What you should do:
Pick each line containing "shortcut" out of the records.

Listed records:
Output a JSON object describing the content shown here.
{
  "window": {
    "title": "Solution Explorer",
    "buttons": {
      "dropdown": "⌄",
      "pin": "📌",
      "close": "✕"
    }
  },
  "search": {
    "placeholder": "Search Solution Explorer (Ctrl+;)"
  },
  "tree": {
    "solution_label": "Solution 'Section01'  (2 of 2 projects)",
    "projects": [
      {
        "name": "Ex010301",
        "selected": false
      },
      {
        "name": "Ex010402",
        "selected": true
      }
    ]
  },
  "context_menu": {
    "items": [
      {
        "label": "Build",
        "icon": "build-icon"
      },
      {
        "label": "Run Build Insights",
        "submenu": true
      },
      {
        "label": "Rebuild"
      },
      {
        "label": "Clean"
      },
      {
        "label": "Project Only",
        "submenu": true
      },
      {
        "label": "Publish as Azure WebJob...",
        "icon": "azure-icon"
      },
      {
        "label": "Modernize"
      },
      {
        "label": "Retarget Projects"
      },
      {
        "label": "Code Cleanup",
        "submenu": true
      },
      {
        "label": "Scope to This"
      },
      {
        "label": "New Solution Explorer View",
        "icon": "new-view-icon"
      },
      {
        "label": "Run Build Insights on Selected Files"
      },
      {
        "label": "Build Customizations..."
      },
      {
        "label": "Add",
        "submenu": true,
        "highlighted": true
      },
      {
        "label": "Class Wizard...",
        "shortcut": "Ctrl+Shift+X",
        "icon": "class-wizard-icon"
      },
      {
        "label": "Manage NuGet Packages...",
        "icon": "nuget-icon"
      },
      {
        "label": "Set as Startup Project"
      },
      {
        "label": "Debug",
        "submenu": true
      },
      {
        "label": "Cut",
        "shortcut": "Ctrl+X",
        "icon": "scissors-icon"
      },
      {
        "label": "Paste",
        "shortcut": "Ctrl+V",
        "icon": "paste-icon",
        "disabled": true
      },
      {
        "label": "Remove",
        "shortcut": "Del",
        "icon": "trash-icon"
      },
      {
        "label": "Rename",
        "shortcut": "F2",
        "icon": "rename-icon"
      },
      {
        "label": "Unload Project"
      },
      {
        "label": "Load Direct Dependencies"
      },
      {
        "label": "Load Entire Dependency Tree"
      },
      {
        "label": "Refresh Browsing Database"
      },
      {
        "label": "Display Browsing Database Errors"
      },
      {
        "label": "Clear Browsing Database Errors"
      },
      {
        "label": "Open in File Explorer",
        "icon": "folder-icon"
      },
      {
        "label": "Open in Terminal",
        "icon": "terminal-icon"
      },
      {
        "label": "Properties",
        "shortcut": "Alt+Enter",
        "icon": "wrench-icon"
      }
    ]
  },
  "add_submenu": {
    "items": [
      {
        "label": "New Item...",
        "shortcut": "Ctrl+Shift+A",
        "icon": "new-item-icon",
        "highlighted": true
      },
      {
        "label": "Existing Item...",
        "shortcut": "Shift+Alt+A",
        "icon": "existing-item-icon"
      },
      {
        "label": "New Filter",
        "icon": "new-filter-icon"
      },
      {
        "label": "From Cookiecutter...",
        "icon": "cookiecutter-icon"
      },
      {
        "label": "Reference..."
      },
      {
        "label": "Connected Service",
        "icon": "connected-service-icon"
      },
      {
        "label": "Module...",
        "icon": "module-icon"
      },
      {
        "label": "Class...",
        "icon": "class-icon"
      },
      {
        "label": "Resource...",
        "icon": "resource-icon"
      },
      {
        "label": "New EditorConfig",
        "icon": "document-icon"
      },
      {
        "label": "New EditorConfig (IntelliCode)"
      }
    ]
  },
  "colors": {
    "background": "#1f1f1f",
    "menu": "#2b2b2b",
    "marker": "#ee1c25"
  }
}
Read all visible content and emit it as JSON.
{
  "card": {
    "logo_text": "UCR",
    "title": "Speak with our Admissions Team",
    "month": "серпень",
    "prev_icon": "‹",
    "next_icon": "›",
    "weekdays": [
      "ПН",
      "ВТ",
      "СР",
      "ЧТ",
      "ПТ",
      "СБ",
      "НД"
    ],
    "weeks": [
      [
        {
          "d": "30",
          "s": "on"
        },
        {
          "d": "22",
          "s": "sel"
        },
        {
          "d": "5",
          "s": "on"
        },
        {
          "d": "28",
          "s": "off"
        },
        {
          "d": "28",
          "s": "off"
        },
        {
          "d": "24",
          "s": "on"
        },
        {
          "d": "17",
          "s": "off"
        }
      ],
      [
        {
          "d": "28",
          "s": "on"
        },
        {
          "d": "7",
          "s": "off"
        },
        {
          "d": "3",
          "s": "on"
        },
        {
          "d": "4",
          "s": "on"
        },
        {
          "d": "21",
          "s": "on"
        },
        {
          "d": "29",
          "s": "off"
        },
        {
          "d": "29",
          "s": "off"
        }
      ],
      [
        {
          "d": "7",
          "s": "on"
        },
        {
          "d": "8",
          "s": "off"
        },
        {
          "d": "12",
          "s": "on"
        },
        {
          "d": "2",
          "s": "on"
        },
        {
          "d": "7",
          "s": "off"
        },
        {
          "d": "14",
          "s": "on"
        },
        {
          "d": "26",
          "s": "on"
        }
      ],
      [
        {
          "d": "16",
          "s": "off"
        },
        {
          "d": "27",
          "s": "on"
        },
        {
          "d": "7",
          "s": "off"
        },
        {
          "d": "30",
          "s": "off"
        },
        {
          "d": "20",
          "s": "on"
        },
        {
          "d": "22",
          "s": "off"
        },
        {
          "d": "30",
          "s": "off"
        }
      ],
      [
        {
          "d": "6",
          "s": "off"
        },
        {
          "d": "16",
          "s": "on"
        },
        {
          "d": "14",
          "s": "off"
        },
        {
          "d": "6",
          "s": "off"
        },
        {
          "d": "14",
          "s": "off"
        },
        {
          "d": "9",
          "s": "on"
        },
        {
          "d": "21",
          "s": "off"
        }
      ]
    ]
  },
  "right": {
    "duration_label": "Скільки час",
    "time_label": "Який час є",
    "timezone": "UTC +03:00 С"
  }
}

Output of the task:
        "shortcut": "Ctrl+Shift+X",
        "shortcut": "Ctrl+X",
        "shortcut": "Ctrl+V",
        "shortcut": "Del",
        "shortcut": "F2",
        "shortcut": "Alt+Enter",
        "shortcut": "Ctrl+Shift+A",
        "shortcut": "Shift+Alt+A",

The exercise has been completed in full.